I think a global variable(table) would be ok in this case since it's across a target group. Add each output to the table and then at a certain trigger point, for-each through the table and concat each output to a big multi-line string and then you'd have your output.
Using a target property will not solve much there in that it's a per target thing(like the output). Since you are doing things in parallel writing to a file won't work well (as you saw) because of concurrency.
If you wanted to really do a file, you could build a queuing mechanism into CPO to only allow 1 process to write to the file at once. We've done this in a handful of internal cases where we only want to allow so many "hits" to an API at once. But this is not already there and would need to be developed.
Another option could be a definition type string variable which is persistent across multiple process instances. You would have to code in how to handle when to clear it out and when to display/output it, but that might work as well.

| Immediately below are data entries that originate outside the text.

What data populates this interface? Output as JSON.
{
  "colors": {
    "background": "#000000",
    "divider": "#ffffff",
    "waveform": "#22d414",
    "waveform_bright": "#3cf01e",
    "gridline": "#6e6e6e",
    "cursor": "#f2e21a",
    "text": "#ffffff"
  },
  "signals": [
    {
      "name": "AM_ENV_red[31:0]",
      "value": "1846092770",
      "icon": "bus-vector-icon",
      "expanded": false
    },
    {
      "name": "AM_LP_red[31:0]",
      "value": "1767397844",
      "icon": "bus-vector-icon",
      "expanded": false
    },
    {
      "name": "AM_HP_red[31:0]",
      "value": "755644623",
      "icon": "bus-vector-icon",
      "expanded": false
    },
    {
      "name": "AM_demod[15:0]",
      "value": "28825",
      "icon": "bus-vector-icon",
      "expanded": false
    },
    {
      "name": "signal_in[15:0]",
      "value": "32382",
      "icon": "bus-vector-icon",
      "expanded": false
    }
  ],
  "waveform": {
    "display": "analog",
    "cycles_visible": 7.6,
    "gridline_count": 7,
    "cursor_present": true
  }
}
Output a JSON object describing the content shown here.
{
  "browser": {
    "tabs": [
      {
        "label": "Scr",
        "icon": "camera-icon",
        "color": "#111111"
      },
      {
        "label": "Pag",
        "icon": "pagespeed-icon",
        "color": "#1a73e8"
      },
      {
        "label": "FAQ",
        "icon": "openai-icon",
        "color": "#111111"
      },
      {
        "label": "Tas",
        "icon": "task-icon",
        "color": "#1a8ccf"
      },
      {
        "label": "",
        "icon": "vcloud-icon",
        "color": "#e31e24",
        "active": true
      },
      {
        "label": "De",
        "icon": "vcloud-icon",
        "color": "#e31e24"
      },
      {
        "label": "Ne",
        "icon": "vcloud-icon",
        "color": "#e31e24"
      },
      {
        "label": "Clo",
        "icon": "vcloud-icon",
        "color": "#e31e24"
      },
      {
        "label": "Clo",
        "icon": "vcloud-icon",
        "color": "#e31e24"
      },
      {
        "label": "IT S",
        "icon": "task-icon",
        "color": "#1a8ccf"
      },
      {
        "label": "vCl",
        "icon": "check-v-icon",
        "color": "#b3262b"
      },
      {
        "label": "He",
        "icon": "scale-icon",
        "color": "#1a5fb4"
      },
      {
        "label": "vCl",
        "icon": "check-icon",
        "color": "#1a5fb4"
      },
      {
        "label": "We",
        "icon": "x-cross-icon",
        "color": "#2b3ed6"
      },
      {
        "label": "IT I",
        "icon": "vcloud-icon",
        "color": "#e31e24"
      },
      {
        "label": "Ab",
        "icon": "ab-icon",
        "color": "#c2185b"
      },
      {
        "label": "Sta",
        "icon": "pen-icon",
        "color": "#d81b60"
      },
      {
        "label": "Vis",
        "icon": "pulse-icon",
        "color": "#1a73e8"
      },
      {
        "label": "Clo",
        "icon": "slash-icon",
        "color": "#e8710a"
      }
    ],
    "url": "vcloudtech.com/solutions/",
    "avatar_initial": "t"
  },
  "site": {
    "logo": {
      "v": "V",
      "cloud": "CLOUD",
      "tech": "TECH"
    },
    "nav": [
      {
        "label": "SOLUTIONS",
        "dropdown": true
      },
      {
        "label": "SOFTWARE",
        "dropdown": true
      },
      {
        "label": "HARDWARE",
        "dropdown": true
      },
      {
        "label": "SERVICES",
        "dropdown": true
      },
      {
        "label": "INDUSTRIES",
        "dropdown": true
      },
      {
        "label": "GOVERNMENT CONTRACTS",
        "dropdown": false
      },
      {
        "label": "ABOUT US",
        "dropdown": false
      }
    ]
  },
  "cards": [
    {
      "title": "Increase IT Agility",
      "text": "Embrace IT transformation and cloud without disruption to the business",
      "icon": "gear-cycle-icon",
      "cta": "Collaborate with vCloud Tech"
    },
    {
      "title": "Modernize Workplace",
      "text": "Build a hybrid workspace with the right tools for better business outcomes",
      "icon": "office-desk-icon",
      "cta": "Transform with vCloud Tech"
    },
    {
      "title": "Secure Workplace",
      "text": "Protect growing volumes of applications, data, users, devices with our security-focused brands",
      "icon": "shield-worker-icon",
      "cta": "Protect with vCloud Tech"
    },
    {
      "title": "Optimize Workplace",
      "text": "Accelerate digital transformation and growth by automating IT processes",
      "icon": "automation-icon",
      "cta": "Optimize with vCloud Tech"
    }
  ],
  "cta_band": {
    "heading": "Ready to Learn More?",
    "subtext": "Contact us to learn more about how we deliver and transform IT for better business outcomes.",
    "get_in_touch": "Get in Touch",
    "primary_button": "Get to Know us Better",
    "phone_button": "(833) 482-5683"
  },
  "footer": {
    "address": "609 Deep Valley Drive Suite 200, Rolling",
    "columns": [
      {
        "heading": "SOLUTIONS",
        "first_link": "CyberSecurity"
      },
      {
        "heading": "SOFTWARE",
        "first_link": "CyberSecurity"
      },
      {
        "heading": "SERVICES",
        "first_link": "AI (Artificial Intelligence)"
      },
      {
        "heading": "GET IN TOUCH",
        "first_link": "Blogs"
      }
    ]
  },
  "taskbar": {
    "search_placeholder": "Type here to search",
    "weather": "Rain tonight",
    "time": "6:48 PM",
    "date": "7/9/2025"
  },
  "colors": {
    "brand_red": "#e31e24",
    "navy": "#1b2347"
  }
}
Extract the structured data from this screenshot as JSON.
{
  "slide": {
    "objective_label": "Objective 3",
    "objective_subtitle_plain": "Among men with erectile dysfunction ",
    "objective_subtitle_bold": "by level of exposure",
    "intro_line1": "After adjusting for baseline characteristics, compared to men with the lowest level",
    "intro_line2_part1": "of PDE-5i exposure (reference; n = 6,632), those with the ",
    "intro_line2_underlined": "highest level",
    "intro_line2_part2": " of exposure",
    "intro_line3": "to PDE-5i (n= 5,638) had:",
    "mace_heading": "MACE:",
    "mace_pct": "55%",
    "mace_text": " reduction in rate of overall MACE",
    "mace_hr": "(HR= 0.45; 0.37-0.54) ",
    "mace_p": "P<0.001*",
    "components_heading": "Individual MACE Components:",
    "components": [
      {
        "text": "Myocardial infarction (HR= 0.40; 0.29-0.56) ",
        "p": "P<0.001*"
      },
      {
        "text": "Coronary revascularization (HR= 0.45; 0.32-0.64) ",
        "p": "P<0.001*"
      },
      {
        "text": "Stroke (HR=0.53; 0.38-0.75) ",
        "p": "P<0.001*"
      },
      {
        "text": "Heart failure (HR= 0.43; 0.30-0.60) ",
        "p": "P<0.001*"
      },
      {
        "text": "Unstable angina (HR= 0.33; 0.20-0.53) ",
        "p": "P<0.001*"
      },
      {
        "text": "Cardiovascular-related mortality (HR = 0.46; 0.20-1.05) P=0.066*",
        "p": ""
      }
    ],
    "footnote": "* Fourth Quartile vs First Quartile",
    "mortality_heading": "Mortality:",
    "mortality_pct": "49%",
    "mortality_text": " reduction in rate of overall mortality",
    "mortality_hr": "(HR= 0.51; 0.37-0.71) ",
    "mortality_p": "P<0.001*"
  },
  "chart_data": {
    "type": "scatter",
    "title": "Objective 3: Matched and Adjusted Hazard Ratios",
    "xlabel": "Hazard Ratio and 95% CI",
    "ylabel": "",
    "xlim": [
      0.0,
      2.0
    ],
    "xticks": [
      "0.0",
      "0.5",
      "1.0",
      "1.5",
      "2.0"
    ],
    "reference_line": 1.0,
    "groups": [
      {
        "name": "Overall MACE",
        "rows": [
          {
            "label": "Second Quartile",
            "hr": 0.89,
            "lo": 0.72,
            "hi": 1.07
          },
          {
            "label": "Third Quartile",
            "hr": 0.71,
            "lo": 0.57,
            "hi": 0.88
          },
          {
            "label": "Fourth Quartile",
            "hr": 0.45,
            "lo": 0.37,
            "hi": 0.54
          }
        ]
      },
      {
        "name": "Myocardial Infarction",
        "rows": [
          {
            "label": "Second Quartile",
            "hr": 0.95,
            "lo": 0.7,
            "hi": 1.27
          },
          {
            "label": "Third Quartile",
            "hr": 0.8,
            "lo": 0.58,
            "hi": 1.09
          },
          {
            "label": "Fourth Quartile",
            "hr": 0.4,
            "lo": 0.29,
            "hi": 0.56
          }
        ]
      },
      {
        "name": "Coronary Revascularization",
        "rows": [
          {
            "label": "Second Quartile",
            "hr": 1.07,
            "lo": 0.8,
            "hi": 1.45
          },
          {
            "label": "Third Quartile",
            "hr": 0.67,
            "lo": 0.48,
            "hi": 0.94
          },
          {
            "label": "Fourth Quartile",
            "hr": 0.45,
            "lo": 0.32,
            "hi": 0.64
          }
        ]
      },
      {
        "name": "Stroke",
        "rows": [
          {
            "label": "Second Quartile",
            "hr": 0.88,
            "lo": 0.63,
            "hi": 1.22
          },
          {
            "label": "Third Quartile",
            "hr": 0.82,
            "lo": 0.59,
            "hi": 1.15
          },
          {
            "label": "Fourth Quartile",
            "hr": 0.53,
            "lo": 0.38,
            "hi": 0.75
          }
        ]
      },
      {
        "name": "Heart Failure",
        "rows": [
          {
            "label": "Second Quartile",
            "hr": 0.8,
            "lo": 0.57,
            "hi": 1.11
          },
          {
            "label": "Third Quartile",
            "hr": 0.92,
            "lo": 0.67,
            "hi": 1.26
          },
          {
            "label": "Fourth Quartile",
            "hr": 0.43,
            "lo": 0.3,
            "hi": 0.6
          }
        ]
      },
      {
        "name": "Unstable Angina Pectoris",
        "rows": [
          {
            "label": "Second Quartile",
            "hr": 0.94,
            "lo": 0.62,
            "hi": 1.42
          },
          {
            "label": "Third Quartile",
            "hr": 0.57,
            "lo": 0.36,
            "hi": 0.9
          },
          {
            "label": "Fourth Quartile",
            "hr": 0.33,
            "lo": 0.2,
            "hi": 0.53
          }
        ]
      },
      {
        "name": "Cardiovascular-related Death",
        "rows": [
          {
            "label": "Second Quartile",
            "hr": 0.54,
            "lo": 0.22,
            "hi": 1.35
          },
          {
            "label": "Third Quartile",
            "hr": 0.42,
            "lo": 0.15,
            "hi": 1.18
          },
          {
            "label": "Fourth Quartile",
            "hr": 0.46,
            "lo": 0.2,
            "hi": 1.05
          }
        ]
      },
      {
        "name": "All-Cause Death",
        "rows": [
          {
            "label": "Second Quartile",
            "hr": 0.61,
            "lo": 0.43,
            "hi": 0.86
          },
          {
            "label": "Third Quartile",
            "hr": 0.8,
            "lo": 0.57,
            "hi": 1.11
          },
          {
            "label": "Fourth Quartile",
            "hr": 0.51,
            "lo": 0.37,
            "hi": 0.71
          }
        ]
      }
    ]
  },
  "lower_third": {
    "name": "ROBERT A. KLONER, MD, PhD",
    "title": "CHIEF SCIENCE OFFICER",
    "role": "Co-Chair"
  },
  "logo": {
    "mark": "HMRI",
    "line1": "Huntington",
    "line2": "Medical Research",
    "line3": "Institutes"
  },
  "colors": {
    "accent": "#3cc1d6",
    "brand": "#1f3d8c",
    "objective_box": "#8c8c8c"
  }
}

CIAC Adoption Pilot Engineering Lead
When I try to run this process as the child of another process, even though I've set it to run on a Target Groups of many devices, (both inside the child process and in the use in the parent process) it only runs for one of the devices in that Target Group.
Running the child process separately does execute across the target group, in parallel.
Any ideas as to what that is about? The idea is to have the parent process be one process, to set variables, start the child process and process all the results from across the interactions with Target Group.
Currently CPO does not support running(or in this case broadcasting) a single activity or child process to a target group.
Here's why and some background.
Assume we have 10 targets in a target group.
You start process A against those 10 targets, what CPO actually does is spawn 10 process instances each against *1* target from that group. It does not spawn just 1 process instance.
Now assume you call child process B or an activity inside of a process. Even though you can select a target group that is only good for the parent process (or top process) level. Once you make that a child process, it operates similar to an activity.
Here is why you cannot (currently) execute a child process or activity against a target group...
And this is a discussion that has been running for some time, but how do you determine to the parent process if that child process was successful or failed? Some would argue it must be 100/100 for success, any failure is failure. Some argued that as long as it's better than 50% that's success. Some even argued that it should be just 1/100 for success. And that shows the main issue in allow child processes and activities to execute on target groups, which to this point is not supported or developed into the product.
I understand your use-case and you can accomplish the same thing in the following manner:
1) Set your variables in your parent process
2) Use Find-Target to find all the targets in the group you want to execute against
3) Use a For-Each loop to for-each through all the targets and then place the child process inside of the for-each loop and on the child process have it use the target item in the for-each loop iteration
Now If you really want it to mimic a target group or broadcast, I would then go and select the child process(inside of the parent) to execute asynchronously. (see below SS)
Normally if you leave this unchecked each process would wait for the previous one to complete before starting. With that checked the for-each loop will continue pass each one, not caring if one succeeded or failed. It will just start them all in succession.
I cannot remember if there is already an ENH for the target group @ activity level/child process use-case, but if not, feel free to open a TAC case and suggest it, or if there is already one, they can give you the ENH number. (as I said, I think there is one, as it's been a long running discussion topic)
CIAC Adoption Pilot Engineering Lead